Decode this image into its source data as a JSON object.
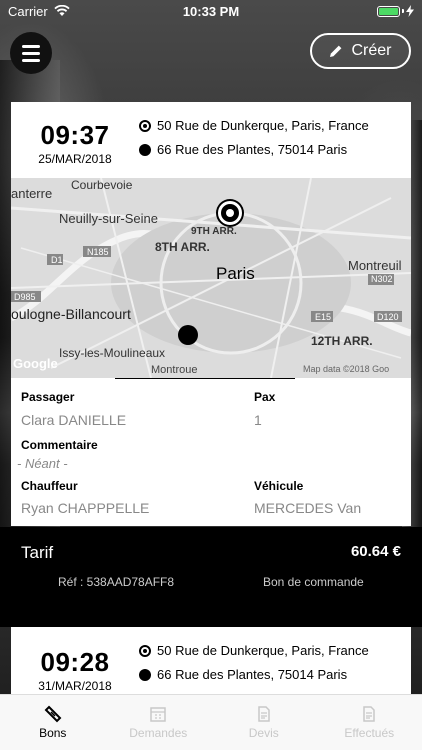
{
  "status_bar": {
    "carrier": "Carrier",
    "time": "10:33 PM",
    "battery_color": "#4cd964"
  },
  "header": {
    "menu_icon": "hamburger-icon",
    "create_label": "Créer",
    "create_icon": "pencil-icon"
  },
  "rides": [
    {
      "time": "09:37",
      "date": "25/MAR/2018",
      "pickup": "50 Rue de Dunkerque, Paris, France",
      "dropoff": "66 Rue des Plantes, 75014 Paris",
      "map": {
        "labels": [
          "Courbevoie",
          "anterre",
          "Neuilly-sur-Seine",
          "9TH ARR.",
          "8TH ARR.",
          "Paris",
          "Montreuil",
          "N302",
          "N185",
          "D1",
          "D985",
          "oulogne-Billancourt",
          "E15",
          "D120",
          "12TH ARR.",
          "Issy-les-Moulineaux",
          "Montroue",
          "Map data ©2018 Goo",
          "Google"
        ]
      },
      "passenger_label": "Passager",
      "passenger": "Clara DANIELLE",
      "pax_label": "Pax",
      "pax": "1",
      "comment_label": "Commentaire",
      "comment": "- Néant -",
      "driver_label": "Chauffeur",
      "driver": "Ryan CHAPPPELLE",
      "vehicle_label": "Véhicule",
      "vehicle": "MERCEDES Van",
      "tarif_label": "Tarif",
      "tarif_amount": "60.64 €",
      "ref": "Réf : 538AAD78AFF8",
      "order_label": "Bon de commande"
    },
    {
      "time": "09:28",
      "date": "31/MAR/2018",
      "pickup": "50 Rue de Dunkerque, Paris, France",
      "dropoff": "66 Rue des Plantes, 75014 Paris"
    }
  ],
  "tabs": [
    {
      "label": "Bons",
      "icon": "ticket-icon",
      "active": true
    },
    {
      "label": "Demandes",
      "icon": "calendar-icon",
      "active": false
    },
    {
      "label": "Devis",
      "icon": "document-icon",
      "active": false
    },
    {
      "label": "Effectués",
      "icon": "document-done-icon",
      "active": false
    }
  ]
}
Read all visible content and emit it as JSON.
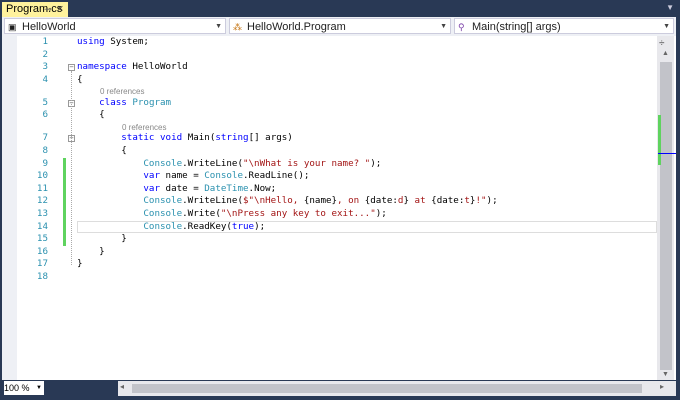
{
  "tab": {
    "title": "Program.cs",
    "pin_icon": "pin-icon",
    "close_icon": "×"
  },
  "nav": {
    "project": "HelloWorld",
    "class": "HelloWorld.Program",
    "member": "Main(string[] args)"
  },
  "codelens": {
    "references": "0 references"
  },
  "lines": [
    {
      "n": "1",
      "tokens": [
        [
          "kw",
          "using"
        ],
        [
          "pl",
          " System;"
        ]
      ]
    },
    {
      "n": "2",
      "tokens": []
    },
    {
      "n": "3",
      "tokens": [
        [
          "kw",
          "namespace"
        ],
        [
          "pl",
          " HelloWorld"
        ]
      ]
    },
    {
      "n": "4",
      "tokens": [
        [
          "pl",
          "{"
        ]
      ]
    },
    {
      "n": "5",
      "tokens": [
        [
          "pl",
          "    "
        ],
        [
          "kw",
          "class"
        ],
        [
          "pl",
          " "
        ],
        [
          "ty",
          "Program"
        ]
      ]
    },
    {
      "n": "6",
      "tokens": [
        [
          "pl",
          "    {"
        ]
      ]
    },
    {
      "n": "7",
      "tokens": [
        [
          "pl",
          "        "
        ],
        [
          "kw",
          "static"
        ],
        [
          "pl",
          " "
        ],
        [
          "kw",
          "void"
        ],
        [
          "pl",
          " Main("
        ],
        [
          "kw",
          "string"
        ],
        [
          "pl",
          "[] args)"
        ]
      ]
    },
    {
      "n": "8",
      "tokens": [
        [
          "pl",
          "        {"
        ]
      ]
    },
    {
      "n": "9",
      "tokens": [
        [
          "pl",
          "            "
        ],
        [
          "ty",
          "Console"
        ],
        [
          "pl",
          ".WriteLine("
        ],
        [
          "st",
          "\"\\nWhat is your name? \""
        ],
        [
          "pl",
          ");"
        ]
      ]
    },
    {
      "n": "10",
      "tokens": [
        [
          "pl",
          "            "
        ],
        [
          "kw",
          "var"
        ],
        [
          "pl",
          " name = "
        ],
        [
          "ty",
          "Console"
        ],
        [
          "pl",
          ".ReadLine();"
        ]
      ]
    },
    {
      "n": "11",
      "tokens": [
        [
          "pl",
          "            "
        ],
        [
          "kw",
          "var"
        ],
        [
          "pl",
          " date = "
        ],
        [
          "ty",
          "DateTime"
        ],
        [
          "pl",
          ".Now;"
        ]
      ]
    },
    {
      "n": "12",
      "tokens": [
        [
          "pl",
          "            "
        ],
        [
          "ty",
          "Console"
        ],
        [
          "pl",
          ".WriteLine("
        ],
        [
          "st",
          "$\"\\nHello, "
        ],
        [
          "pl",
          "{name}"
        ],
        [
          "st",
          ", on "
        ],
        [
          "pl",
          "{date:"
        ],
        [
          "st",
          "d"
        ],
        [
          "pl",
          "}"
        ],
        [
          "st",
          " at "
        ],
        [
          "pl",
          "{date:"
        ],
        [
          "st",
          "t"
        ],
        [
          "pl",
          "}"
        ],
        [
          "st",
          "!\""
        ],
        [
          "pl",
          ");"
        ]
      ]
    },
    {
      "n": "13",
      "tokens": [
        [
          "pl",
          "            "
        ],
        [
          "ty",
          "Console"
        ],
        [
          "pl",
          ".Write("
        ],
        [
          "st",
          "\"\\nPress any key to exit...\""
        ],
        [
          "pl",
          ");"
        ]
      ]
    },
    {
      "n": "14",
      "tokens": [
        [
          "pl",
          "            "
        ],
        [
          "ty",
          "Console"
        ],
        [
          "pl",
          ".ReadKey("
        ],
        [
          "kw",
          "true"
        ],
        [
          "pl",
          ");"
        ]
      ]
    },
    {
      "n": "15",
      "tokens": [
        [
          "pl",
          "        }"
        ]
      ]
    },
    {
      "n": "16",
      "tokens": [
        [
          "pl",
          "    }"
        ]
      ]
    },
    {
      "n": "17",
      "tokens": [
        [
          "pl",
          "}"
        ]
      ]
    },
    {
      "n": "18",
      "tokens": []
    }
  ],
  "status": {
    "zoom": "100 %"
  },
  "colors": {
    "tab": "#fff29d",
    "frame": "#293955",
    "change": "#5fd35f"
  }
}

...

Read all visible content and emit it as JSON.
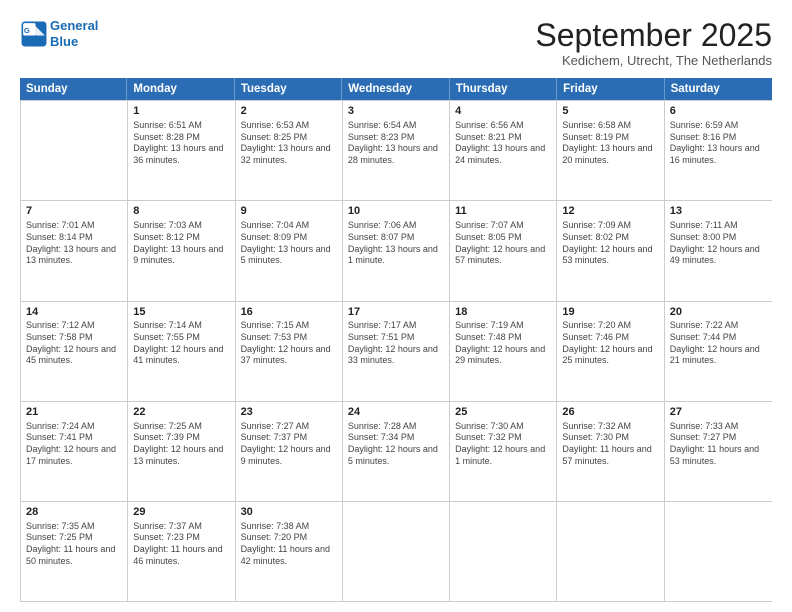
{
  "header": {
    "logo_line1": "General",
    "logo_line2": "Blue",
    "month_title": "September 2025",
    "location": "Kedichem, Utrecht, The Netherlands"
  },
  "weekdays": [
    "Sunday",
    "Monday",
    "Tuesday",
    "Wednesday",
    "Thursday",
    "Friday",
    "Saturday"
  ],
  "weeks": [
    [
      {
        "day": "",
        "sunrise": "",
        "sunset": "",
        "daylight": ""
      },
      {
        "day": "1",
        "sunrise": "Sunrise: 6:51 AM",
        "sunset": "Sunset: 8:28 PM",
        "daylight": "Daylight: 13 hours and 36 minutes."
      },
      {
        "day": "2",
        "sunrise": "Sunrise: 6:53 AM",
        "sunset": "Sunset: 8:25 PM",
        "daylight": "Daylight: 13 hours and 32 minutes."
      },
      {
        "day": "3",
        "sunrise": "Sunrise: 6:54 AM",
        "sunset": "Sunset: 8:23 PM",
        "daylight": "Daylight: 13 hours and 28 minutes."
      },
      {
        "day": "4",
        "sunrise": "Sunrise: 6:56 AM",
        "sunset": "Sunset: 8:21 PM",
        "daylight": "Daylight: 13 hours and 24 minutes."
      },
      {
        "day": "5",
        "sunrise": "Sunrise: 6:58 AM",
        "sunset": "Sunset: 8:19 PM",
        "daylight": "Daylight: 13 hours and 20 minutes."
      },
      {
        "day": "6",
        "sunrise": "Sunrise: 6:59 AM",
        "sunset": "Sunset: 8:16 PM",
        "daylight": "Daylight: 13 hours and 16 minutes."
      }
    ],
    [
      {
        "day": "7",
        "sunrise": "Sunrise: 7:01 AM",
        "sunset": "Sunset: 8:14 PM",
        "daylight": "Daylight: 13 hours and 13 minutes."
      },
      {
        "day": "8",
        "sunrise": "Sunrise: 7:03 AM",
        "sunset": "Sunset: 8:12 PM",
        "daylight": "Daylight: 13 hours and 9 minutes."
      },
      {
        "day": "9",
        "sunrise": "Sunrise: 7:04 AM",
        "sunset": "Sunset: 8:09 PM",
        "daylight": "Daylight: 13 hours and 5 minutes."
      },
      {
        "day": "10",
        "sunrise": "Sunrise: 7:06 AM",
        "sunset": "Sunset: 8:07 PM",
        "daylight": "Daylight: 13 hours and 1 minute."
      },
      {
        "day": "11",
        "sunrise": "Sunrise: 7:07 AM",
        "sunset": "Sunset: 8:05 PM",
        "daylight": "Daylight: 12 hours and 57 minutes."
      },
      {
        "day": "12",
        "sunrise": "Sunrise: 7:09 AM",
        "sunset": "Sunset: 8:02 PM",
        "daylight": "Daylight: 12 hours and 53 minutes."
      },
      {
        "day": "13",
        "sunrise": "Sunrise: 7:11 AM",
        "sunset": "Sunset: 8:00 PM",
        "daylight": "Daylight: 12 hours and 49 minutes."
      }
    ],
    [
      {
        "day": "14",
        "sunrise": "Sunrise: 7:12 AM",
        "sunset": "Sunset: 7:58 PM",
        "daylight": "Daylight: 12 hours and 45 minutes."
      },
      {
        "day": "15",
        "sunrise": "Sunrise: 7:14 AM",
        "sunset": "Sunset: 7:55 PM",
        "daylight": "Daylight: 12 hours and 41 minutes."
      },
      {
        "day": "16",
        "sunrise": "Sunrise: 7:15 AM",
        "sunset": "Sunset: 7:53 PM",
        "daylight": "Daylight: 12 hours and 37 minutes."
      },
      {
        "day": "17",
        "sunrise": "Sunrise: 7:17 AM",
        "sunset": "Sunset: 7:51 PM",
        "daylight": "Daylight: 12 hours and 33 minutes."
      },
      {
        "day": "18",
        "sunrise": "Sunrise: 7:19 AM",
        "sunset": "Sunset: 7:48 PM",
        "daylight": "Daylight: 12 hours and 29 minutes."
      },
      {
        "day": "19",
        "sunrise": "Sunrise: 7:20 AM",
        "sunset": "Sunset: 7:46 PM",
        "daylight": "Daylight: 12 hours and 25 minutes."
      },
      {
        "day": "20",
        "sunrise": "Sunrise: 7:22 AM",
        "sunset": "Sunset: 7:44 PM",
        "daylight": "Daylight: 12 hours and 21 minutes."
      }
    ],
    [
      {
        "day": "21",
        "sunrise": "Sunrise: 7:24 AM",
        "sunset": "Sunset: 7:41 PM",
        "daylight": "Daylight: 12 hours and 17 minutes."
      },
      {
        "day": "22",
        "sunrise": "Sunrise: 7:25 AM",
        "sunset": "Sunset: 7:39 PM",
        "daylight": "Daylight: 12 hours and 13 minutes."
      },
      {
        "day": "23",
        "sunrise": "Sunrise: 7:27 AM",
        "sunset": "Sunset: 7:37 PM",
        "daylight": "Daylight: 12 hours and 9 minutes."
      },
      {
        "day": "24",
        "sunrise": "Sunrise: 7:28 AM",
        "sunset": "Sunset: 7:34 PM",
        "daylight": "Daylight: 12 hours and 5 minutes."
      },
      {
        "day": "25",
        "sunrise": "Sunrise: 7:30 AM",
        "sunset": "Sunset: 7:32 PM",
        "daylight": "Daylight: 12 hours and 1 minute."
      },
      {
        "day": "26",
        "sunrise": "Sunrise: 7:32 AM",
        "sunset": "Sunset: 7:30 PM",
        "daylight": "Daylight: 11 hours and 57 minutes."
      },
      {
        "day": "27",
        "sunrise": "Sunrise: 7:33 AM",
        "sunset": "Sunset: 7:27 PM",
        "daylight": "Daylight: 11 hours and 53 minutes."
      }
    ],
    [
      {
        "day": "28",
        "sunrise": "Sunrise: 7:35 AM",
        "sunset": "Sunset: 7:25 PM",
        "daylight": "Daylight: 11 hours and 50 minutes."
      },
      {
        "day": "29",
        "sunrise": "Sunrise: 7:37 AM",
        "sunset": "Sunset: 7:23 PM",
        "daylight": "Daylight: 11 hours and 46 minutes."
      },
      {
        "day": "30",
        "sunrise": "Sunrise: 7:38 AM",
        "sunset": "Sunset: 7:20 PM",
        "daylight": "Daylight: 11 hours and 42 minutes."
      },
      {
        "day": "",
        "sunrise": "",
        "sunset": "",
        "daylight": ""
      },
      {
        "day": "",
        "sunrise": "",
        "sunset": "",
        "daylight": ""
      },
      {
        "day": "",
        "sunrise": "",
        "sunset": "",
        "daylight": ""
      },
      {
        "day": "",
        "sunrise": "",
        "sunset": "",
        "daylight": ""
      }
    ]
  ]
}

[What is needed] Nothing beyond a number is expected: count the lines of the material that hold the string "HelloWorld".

[Solved problem] 3